_What is required_. Comb the records below for the string "Excel" and copy each line where it turns up.

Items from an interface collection
......

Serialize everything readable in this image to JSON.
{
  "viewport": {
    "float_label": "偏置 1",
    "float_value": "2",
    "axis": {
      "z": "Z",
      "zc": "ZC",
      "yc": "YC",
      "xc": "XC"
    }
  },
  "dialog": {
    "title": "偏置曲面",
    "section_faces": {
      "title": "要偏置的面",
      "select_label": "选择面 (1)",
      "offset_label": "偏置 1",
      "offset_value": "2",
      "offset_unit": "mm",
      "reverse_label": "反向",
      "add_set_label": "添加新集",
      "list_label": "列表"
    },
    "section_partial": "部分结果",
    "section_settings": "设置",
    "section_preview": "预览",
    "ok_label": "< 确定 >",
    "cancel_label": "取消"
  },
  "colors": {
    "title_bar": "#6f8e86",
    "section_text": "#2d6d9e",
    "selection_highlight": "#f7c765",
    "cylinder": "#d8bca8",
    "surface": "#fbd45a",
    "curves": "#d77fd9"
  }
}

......

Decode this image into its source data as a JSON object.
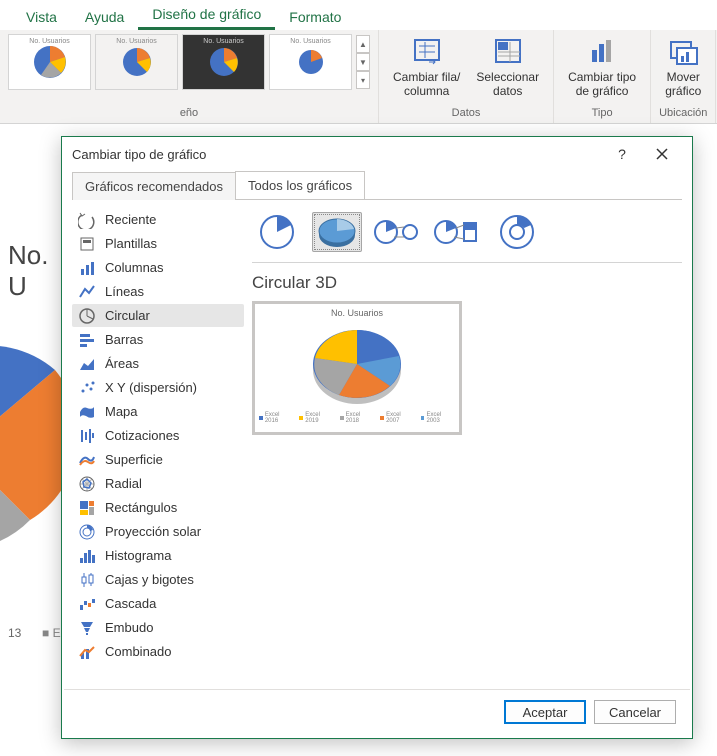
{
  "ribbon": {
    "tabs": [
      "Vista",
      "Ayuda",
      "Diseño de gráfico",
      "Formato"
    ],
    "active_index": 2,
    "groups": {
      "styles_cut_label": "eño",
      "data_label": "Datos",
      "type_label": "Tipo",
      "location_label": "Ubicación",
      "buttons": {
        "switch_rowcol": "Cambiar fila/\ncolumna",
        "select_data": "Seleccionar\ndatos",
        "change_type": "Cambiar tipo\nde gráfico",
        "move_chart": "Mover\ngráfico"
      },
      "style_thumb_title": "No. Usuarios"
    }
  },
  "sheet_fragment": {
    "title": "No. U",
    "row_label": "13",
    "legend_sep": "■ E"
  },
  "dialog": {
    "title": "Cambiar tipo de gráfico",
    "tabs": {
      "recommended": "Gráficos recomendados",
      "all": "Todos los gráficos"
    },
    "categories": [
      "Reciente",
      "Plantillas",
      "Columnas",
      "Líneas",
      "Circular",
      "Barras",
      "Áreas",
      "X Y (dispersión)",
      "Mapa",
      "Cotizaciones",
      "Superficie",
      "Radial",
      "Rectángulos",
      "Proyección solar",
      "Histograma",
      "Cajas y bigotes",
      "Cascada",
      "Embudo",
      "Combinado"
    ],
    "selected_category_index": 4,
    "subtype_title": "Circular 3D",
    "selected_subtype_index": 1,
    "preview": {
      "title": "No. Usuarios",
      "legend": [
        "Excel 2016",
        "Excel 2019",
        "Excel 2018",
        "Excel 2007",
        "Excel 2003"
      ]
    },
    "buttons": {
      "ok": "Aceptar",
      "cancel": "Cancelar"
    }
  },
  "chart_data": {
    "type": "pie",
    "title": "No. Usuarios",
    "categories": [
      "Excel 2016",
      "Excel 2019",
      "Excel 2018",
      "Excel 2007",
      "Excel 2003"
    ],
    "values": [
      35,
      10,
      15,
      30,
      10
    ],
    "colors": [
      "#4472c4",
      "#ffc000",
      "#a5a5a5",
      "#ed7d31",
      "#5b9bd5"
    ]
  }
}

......

_Completed task_.
        "Excel 2016",
        "Excel 2019",
        "Excel 2018",
        "Excel 2007",
        "Excel 2003"
      "Excel 2016",
      "Excel 2019",
      "Excel 2018",
      "Excel 2007",
      "Excel 2003"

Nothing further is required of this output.